-- Given records follows --
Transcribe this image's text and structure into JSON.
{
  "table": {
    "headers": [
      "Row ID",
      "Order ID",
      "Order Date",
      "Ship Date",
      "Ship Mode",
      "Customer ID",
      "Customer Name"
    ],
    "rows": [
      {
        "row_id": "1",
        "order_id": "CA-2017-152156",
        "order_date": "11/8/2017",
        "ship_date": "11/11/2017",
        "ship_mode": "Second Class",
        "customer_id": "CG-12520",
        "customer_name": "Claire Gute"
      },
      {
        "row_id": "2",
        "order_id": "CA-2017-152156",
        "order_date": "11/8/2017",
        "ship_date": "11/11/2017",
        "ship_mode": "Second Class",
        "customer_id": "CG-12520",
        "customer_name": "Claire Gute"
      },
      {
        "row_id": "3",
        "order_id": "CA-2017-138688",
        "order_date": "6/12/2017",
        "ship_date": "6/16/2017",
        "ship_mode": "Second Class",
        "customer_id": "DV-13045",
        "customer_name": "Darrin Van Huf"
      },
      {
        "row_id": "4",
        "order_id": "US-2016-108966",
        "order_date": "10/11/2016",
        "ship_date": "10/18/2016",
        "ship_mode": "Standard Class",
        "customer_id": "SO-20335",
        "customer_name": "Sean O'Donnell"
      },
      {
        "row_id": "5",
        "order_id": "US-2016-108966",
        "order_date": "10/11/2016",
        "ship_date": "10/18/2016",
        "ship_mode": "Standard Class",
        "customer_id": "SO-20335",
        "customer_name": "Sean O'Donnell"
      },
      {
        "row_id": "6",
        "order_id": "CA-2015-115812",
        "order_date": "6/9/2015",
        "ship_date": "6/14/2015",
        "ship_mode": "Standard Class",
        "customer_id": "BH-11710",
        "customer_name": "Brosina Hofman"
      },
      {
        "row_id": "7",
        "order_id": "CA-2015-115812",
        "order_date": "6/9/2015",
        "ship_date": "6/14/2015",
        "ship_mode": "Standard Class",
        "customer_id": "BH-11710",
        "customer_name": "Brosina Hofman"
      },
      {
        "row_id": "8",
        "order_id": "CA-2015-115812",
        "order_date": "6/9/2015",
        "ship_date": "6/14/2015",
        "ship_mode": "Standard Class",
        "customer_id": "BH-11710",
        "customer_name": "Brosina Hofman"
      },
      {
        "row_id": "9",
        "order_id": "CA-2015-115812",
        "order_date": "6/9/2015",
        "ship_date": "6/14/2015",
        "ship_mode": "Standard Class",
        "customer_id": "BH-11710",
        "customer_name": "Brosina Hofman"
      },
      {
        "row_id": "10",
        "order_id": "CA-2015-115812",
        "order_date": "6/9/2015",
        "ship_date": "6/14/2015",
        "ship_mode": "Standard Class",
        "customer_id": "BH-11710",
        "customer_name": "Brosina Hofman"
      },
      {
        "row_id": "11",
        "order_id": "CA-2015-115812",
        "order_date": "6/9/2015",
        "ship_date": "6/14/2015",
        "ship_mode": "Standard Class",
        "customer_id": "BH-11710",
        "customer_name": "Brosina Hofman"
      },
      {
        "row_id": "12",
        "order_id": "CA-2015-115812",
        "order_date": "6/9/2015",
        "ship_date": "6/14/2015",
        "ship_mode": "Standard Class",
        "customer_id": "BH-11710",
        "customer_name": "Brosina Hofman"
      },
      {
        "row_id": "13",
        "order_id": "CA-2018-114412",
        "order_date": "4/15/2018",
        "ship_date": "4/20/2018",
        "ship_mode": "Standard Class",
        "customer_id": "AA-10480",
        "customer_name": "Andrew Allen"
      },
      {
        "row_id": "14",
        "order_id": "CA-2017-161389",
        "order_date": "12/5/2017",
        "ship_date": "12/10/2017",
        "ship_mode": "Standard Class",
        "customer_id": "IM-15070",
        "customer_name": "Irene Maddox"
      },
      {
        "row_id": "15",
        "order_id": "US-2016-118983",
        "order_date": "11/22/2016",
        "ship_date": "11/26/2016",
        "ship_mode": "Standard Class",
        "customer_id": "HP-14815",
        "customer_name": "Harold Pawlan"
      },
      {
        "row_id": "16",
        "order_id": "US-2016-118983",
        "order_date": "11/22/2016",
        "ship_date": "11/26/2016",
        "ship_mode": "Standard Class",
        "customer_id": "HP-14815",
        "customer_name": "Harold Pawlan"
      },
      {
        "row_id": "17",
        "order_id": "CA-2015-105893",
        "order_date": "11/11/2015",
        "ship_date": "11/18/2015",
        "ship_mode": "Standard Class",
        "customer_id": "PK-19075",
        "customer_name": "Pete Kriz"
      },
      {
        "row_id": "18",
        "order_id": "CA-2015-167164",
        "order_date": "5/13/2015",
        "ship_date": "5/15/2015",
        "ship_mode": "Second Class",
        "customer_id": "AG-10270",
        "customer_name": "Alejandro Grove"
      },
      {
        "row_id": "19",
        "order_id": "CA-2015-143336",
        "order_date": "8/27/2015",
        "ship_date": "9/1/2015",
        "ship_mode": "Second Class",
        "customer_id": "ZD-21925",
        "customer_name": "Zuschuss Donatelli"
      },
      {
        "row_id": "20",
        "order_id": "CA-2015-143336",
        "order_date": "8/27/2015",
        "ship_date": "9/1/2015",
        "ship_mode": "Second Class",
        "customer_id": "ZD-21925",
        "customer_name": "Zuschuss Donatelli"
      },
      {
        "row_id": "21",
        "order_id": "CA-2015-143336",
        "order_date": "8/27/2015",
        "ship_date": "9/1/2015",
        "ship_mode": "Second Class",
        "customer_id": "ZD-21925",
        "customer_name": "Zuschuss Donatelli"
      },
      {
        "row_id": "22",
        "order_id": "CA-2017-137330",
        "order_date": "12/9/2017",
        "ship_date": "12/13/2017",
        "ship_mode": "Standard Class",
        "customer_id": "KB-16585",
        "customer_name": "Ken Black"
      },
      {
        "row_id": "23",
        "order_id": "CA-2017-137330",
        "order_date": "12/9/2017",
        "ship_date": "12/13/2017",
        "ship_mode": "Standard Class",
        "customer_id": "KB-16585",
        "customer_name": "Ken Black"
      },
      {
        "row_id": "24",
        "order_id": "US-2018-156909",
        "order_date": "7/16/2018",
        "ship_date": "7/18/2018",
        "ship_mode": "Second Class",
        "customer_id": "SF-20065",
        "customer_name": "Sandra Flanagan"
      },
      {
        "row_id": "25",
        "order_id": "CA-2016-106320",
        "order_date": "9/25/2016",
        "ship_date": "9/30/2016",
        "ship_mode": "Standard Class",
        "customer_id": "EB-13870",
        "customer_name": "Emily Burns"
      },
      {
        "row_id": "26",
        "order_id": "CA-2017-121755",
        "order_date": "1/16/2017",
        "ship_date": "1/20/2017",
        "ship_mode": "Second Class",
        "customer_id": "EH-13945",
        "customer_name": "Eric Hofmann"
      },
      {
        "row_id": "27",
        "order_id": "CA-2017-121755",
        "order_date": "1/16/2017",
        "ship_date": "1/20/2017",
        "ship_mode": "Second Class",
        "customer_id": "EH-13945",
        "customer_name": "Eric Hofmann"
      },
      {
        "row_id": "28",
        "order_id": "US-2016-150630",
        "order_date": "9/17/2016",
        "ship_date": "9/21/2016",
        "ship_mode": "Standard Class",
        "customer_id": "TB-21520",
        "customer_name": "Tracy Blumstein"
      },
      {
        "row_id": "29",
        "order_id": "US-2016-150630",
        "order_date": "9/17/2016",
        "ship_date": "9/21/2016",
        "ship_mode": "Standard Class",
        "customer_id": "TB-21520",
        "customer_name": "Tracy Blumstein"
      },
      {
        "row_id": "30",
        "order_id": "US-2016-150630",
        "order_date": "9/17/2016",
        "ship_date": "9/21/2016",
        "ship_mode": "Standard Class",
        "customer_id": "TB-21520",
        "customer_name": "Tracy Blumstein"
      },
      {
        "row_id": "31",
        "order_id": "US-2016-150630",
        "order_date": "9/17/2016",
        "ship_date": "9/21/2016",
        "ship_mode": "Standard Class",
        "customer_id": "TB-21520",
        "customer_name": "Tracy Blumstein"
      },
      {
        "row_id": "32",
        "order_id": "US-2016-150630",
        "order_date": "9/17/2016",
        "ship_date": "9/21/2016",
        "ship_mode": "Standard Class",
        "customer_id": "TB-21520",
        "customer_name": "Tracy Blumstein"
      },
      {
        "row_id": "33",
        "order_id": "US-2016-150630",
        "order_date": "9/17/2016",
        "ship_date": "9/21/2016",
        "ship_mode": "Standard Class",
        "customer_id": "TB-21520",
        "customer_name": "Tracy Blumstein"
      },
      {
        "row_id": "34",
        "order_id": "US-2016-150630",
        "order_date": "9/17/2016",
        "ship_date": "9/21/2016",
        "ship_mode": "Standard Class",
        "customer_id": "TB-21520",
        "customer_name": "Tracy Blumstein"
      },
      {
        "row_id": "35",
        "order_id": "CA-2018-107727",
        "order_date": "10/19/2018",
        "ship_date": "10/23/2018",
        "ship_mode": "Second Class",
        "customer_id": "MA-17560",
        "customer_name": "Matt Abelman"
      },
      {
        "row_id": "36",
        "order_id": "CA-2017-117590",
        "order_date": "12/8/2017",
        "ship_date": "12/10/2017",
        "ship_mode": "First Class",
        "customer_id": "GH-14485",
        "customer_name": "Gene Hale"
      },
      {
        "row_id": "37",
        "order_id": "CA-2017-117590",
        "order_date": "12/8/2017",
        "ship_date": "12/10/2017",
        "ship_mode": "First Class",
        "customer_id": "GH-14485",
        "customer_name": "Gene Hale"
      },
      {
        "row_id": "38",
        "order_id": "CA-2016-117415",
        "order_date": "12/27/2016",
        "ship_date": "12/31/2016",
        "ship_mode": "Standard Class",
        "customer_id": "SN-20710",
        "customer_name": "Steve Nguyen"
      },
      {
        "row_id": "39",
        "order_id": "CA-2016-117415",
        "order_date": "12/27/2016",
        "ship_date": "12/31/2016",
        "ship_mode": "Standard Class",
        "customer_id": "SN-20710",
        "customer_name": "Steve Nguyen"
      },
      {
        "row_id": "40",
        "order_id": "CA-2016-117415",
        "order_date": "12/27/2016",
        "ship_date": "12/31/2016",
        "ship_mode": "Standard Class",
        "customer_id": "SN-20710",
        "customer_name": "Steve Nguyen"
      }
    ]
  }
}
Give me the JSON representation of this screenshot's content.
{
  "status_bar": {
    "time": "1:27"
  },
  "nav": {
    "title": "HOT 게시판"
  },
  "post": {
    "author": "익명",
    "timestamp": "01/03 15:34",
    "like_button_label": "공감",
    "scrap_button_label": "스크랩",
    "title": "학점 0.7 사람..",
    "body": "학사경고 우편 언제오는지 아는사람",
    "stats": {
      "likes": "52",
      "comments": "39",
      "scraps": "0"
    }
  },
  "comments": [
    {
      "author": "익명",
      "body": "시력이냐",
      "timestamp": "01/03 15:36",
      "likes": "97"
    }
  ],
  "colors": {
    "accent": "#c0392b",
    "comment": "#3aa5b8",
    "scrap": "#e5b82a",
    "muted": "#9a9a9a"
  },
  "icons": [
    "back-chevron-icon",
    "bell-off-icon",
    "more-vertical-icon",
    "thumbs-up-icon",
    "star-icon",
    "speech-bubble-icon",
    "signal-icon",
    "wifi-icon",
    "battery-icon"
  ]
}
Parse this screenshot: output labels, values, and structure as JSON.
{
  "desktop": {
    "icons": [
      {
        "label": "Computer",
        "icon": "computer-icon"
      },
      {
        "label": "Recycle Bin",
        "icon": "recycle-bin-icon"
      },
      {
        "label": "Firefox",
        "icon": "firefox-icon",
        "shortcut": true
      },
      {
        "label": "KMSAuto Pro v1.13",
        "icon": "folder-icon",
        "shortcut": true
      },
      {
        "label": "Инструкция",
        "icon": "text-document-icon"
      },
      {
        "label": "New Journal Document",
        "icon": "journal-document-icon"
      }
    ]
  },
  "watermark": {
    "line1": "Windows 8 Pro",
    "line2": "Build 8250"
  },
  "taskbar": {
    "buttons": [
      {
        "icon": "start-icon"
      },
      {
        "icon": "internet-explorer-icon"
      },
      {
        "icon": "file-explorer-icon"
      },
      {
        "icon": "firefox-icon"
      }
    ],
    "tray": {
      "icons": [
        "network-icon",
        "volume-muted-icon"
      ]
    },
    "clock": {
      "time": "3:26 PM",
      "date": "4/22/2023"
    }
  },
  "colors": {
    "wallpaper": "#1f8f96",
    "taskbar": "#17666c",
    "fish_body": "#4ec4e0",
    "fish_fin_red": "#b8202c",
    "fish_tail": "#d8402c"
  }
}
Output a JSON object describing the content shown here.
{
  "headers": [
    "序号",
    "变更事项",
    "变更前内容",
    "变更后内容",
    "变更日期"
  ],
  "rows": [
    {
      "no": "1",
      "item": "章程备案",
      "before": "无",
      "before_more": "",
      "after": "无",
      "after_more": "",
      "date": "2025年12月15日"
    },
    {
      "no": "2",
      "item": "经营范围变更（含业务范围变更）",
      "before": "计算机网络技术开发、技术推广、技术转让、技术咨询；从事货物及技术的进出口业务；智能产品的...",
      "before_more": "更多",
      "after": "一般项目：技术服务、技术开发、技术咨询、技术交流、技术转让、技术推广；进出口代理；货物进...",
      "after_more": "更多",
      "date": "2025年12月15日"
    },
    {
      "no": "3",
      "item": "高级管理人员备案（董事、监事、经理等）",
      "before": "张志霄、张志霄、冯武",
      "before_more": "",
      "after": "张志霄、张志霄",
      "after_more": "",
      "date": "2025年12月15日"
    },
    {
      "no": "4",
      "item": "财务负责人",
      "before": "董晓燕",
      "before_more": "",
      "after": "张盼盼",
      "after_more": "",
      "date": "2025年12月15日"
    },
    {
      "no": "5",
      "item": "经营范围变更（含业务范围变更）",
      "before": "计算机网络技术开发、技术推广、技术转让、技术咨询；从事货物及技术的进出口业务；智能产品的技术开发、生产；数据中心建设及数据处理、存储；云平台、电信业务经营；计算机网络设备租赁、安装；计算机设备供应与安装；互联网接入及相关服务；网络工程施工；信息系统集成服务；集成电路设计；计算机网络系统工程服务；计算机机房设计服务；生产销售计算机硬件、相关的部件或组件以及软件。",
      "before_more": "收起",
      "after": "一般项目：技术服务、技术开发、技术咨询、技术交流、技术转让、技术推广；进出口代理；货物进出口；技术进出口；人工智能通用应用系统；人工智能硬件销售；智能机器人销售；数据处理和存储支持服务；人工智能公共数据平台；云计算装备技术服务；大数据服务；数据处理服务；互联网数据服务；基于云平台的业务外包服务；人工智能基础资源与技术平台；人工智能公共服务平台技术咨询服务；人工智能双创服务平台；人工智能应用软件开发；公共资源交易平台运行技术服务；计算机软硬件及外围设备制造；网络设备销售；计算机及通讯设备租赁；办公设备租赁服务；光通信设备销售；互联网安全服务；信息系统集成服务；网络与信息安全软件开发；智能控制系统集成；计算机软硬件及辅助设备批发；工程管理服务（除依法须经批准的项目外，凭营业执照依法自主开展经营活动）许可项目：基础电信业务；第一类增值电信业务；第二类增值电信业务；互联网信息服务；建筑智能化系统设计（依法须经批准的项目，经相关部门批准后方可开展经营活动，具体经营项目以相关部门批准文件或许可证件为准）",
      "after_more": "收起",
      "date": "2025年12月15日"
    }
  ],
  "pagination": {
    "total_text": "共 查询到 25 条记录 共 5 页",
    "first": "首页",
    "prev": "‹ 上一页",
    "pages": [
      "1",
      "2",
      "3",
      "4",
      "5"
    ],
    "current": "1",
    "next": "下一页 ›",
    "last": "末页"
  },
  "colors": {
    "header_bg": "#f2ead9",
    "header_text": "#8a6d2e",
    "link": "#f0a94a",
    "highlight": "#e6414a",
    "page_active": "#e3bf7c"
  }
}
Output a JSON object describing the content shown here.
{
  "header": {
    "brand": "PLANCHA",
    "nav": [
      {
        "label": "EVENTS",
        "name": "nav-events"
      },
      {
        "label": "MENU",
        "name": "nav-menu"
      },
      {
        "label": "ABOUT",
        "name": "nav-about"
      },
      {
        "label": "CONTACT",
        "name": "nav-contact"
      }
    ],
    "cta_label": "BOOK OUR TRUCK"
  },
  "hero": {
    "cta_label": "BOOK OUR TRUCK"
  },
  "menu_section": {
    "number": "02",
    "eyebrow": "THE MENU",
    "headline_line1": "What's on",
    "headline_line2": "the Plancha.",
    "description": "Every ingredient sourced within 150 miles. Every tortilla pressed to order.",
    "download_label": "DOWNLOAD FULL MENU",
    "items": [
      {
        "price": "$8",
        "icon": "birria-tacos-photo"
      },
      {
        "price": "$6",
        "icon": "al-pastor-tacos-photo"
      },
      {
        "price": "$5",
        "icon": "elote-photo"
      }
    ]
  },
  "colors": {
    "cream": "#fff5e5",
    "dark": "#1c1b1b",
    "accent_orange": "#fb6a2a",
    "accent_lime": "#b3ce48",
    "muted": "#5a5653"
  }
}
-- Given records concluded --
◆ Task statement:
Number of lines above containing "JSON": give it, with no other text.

◆ Your solution:
5